That challenge becomes more difficult in a state such as Michigan, which has one of the nation’s highest unemployment rates, Shelly said.
“Plant closings, job loss, foreclosures, personal bankruptcies — Michigan leads the pack,” he said. “So everything from student recruitment to institutional borrowing to gift solicitation has become more challenging.”
FOR NOW, NO PLANS TO SELL CAMPUS
Cascade’s 12-acre campus was appraised at $8.7 million about 2½ years ago, according to Goad. However, he said there is no immediate plan to sell the facilities. For now, Cascade will keep renting space to Columbia Christian School, a K-12 school, and others needing classroom or dormitory space.
However, if a liquidation of assets occurs at some point, Oklahoma Christian will use all the money — minus paying off Cascade’s operating debt and other obligations — to create a scholarship fund, officials said. The fund would allow Pacific Northwest students access to faith-based institutions.
For Cascade students willing to travel 1,500 miles to continue their education, Oklahoma Christian will offer $3,000-a-year scholarships — in addition to any financial aid they were already receiving.
“I know a number of students have decided to band together and go down to OC,” Goad said.
FIGHT FOR CASCADE
Although she will graduate in the spring, Winegardner started a Fight for Cascade group on Facebook, an online social networking site. Hundreds of Cascade supporters joined the group.
But as the situation has become more real to her, Winegardner said, she has come to view the fight as more of a prayer for a miracle than an endeavor with a realistic chance for success.
“For me, just seeing the impact that the closing will have on the churches … is what makes me most sad,” she said. “I also know that God has a plan. I have faith that he knows what he’s doing.”
Like many, Amanda Evans, a 2005 Cascade graduate who attends the East County church in Gresham, Ore., grieves the demise of her alma mater.
Her late grandfather, Orville Evans, and her father, Dennis Evans, both served on Cascade’s board. Her parents, aunts and uncles attended Columbia Christian.
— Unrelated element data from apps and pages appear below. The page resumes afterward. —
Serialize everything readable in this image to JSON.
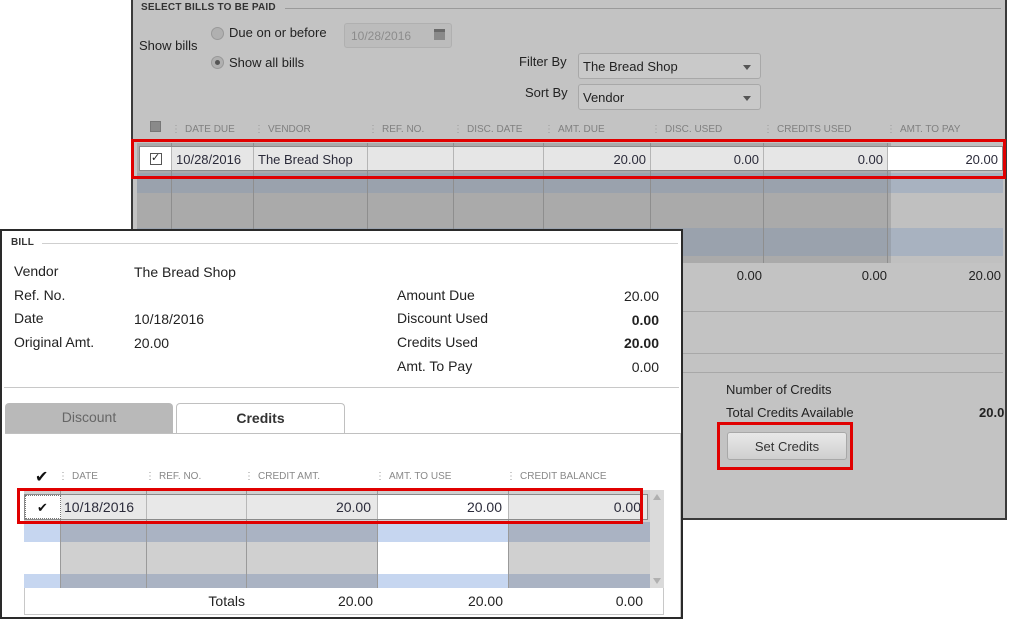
{
  "pay_bills": {
    "section_title": "SELECT BILLS TO BE PAID",
    "show_bills_label": "Show bills",
    "radio_due_label": "Due on or before",
    "radio_due_selected": false,
    "due_date_value": "10/28/2016",
    "radio_all_label": "Show all bills",
    "radio_all_selected": true,
    "filter_by_label": "Filter By",
    "filter_by_value": "The Bread Shop",
    "sort_by_label": "Sort By",
    "sort_by_value": "Vendor",
    "columns": [
      "DATE DUE",
      "VENDOR",
      "REF. NO.",
      "DISC. DATE",
      "AMT. DUE",
      "DISC. USED",
      "CREDITS USED",
      "AMT. TO PAY"
    ],
    "rows": [
      {
        "checked": true,
        "date_due": "10/28/2016",
        "vendor": "The Bread Shop",
        "ref_no": "",
        "disc_date": "",
        "amt_due": "20.00",
        "disc_used": "0.00",
        "credits_used": "0.00",
        "amt_to_pay": "20.00"
      }
    ],
    "totals": {
      "disc_used": "0.00",
      "credits_used": "0.00",
      "amt_to_pay": "20.00"
    },
    "number_of_credits_label": "Number of Credits",
    "total_credits_available_label": "Total Credits Available",
    "total_credits_available_value": "20.0",
    "set_credits_button": "Set Credits"
  },
  "bill_dialog": {
    "section_title": "BILL",
    "vendor_label": "Vendor",
    "vendor_value": "The Bread Shop",
    "ref_no_label": "Ref. No.",
    "ref_no_value": "",
    "date_label": "Date",
    "date_value": "10/18/2016",
    "original_amt_label": "Original Amt.",
    "original_amt_value": "20.00",
    "amount_due_label": "Amount Due",
    "amount_due_value": "20.00",
    "discount_used_label": "Discount Used",
    "discount_used_value": "0.00",
    "credits_used_label": "Credits Used",
    "credits_used_value": "20.00",
    "amt_to_pay_label": "Amt. To Pay",
    "amt_to_pay_value": "0.00",
    "tabs": [
      {
        "label": "Discount",
        "active": false
      },
      {
        "label": "Credits",
        "active": true
      }
    ],
    "credit_columns": [
      "DATE",
      "REF. NO.",
      "CREDIT AMT.",
      "AMT. TO USE",
      "CREDIT BALANCE"
    ],
    "credit_rows": [
      {
        "checked": true,
        "date": "10/18/2016",
        "ref_no": "",
        "credit_amt": "20.00",
        "amt_to_use": "20.00",
        "credit_balance": "0.00"
      }
    ],
    "totals_label": "Totals",
    "totals": {
      "credit_amt": "20.00",
      "amt_to_use": "20.00",
      "credit_balance": "0.00"
    }
  },
  "highlight_color": "#e00000"
}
She met her best friends at Cascade.
“I was able to explore my faith and grow in my relationship with Christ more than any other time in my life while attending Cascade,” said Amanda Evans, who referred to Cascade in a blog post as “that Northwest corner of heaven.”
For Goad, the challenge is to help Cascade finish strong, he said.
He said he will work to make sure all students and employees “land in a good place for the next chapter of their lives.”
Since the announcement, Goad said, he senses that school spirit is at an “all-time high.” Just days after the unwelcome news, hundreds gathered to cheer on the Cascade soccer team in a playoff game.
A 15-year reunion for all past and present students, faculty and staff members is planned the weekend of the final graduation ceremonies in early May.
“If this is our last year, we’re going to go out with a bang,” said Kyle Hutchinson, vice president of the student government association.